- Research the person and company they’re claiming to be representing
- Make sure the emails you’ve been contacted from are legitimate. For example, they don’t have odd-ending domains, different from the company’s actual domains
- If you are asked to immediately change contact channels, that’s usually a sign of an employment scam. Make sure your correspondence doesn’t go through odd and suspicious third-party apps. Examples are messengers, platforms, or any tools that require you to download and install them on your computer)
- If you receive an offer, make sure it’s legitimate. This video will help you spot some signs of a fake job offer
- If you’re requested at any point during the process to make money transfers be sure this is a scam. No legitimate company will request you send money for whatever reason (neither for equipment nor for anything else). Do not make money transfers to anyone.
- Don’t provide personal and private information such as social security numbers, bank accounts, or any other personally identifiable information
- Do not feel pressured to rush anything. Scammers usually rely on time pressures to force people to take action (for example sending money)

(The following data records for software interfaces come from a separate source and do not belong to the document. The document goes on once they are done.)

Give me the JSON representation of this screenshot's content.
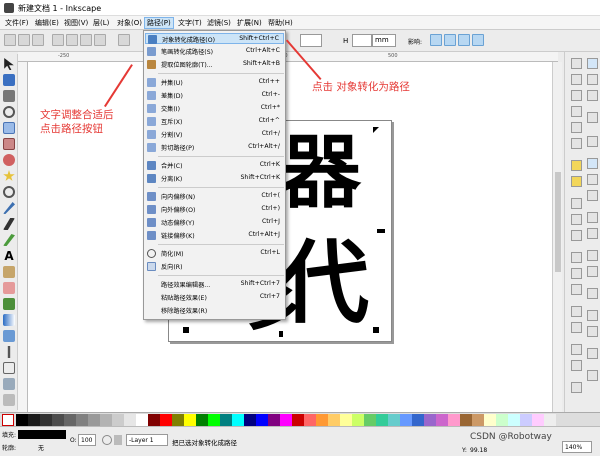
{
  "window": {
    "title": "新建文档 1 - Inkscape"
  },
  "menubar": {
    "items": [
      "文件(F)",
      "编辑(E)",
      "视图(V)",
      "层(L)",
      "对象(O)",
      "路径(P)",
      "文字(T)",
      "滤镜(S)",
      "扩展(N)",
      "帮助(H)"
    ],
    "active_index": 5
  },
  "toolbar": {
    "width_value": "",
    "height_label": "H",
    "height_value": "",
    "unit": "mm",
    "transform_label": "影响:"
  },
  "path_menu": {
    "items": [
      {
        "label": "对象转化成路径(O)",
        "shortcut": "Shift+Ctrl+C",
        "icon": "object-to-path-icon",
        "highlighted": true
      },
      {
        "label": "笔画转化成路径(S)",
        "shortcut": "Ctrl+Alt+C",
        "icon": "stroke-to-path-icon"
      },
      {
        "label": "提取位图轮廓(T)...",
        "shortcut": "Shift+Alt+B",
        "icon": "trace-bitmap-icon"
      },
      {
        "label": "并集(U)",
        "shortcut": "Ctrl++",
        "icon": "union-icon"
      },
      {
        "label": "差集(D)",
        "shortcut": "Ctrl+-",
        "icon": "difference-icon"
      },
      {
        "label": "交集(I)",
        "shortcut": "Ctrl+*",
        "icon": "intersection-icon"
      },
      {
        "label": "互斥(X)",
        "shortcut": "Ctrl+^",
        "icon": "exclusion-icon"
      },
      {
        "label": "分割(V)",
        "shortcut": "Ctrl+/",
        "icon": "division-icon"
      },
      {
        "label": "剪切路径(P)",
        "shortcut": "Ctrl+Alt+/",
        "icon": "cut-path-icon"
      },
      {
        "label": "合并(C)",
        "shortcut": "Ctrl+K",
        "icon": "combine-icon"
      },
      {
        "label": "分离(K)",
        "shortcut": "Shift+Ctrl+K",
        "icon": "break-apart-icon"
      },
      {
        "label": "向内偏移(N)",
        "shortcut": "Ctrl+(",
        "icon": "inset-icon"
      },
      {
        "label": "向外偏移(O)",
        "shortcut": "Ctrl+)",
        "icon": "outset-icon"
      },
      {
        "label": "动态偏移(Y)",
        "shortcut": "Ctrl+J",
        "icon": "dynamic-offset-icon"
      },
      {
        "label": "链接偏移(K)",
        "shortcut": "Ctrl+Alt+J",
        "icon": "linked-offset-icon"
      },
      {
        "label": "简化(M)",
        "shortcut": "Ctrl+L",
        "icon": "simplify-icon"
      },
      {
        "label": "反向(R)",
        "shortcut": "",
        "icon": "reverse-icon"
      },
      {
        "label": "路径效果编辑器...",
        "shortcut": "Shift+Ctrl+7",
        "icon": ""
      },
      {
        "label": "粘贴路径效果(E)",
        "shortcut": "Ctrl+7",
        "icon": ""
      },
      {
        "label": "移除路径效果(R)",
        "shortcut": "",
        "icon": ""
      }
    ]
  },
  "canvas": {
    "glyph_top": "器",
    "glyph_bottom": "代",
    "partial_glyph": "彡"
  },
  "annotations": {
    "left_line1": "文字调整合适后",
    "left_line2": "点击路径按钮",
    "right": "点击 对象转化为路径",
    "color": "#e53935"
  },
  "statusbar": {
    "fill_label": "填充:",
    "stroke_label": "轮廓:",
    "stroke_value": "无",
    "opacity_label": "O:",
    "opacity_value": "100",
    "layer_value": "-Layer 1",
    "message": "把已选对象转化成路径",
    "x_label": "X:",
    "y_label": "Y:",
    "y_value": "99.18",
    "zoom_value": "140%"
  },
  "watermark": "CSDN @Robotway"
}
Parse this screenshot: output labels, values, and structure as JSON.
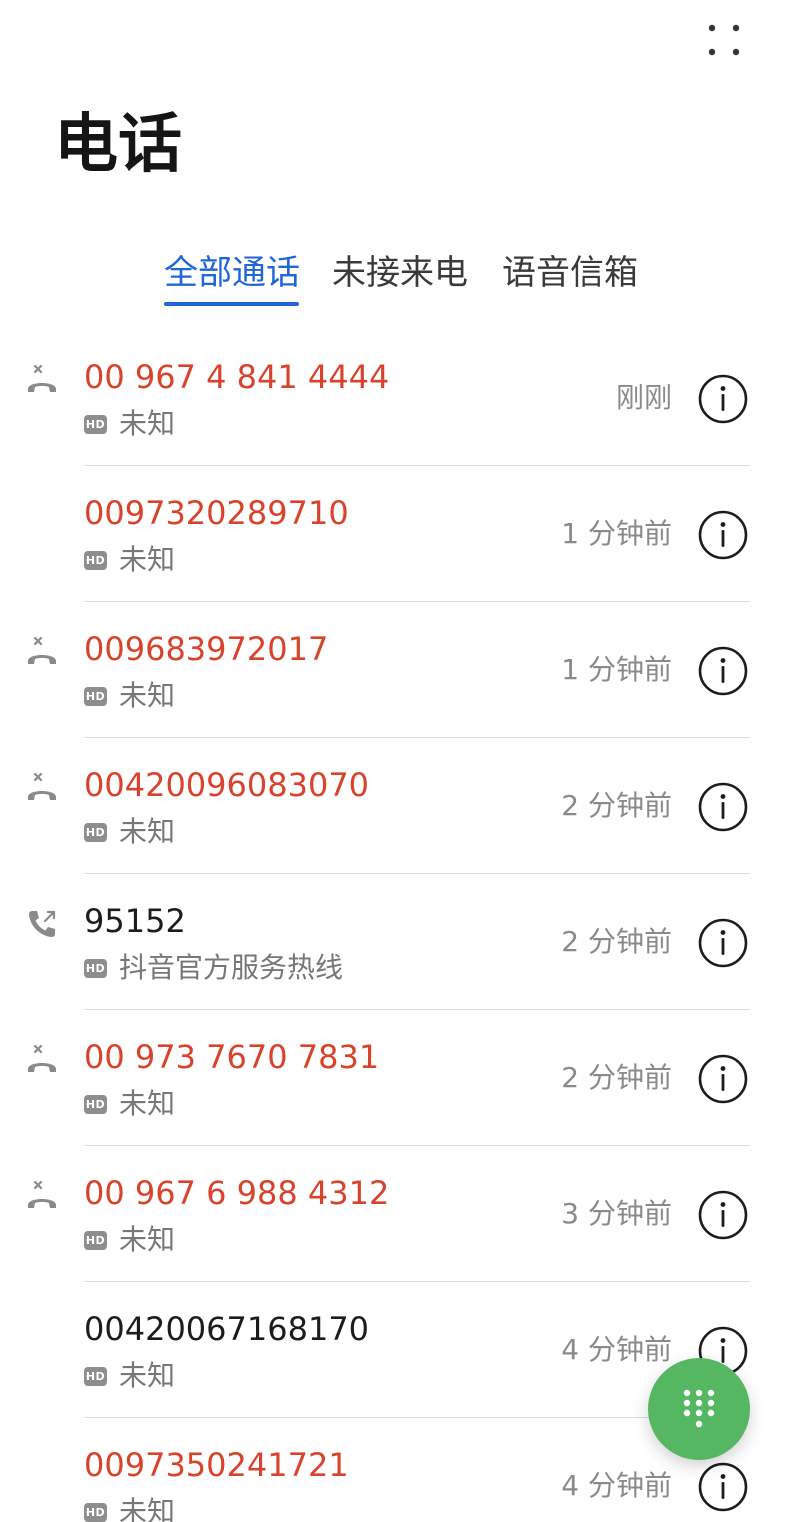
{
  "header": {
    "title": "电话"
  },
  "tabs": [
    {
      "label": "全部通话",
      "active": true
    },
    {
      "label": "未接来电",
      "active": false
    },
    {
      "label": "语音信箱",
      "active": false
    }
  ],
  "hd_badge": "HD",
  "calls": [
    {
      "number": "00 967 4 841 4444",
      "label": "未知",
      "time": "刚刚",
      "type": "missed",
      "missed": true
    },
    {
      "number": "0097320289710",
      "label": "未知",
      "time": "1 分钟前",
      "type": "none",
      "missed": true
    },
    {
      "number": "009683972017",
      "label": "未知",
      "time": "1 分钟前",
      "type": "missed",
      "missed": true
    },
    {
      "number": "00420096083070",
      "label": "未知",
      "time": "2 分钟前",
      "type": "missed",
      "missed": true
    },
    {
      "number": "95152",
      "label": "抖音官方服务热线",
      "time": "2 分钟前",
      "type": "outgoing",
      "missed": false
    },
    {
      "number": "00 973 7670 7831",
      "label": "未知",
      "time": "2 分钟前",
      "type": "missed",
      "missed": true
    },
    {
      "number": "00 967 6 988 4312",
      "label": "未知",
      "time": "3 分钟前",
      "type": "missed",
      "missed": true
    },
    {
      "number": "00420067168170",
      "label": "未知",
      "time": "4 分钟前",
      "type": "none",
      "missed": false
    },
    {
      "number": "0097350241721",
      "label": "未知",
      "time": "4 分钟前",
      "type": "none",
      "missed": true
    }
  ],
  "colors": {
    "accent": "#1f66d6",
    "missed": "#d9432c",
    "fab": "#56b763"
  },
  "icons": {
    "menu": "more-dots-icon",
    "missed_call": "missed-call-icon",
    "outgoing_call": "outgoing-call-icon",
    "info": "info-icon",
    "dialpad": "dialpad-icon"
  }
}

- Trust your gut and if something doesn’t feel right do not do it
- Use a reputable job search site like Indeed or Adzuna to lower the risk of being caught up in scams
- If you suspect you’ve been targeted by scammers alert the authorities and contact the company they are pretending to be. You can be an active participant in bringing down employment scams!
Note that this is not an exhaustive list of actions you can take against job scams. Always stay alert for any suspicious activities around employment offers. Don’t provide personal and financial details to people whose identity you can’t verify.
Be vigilant and stay safe!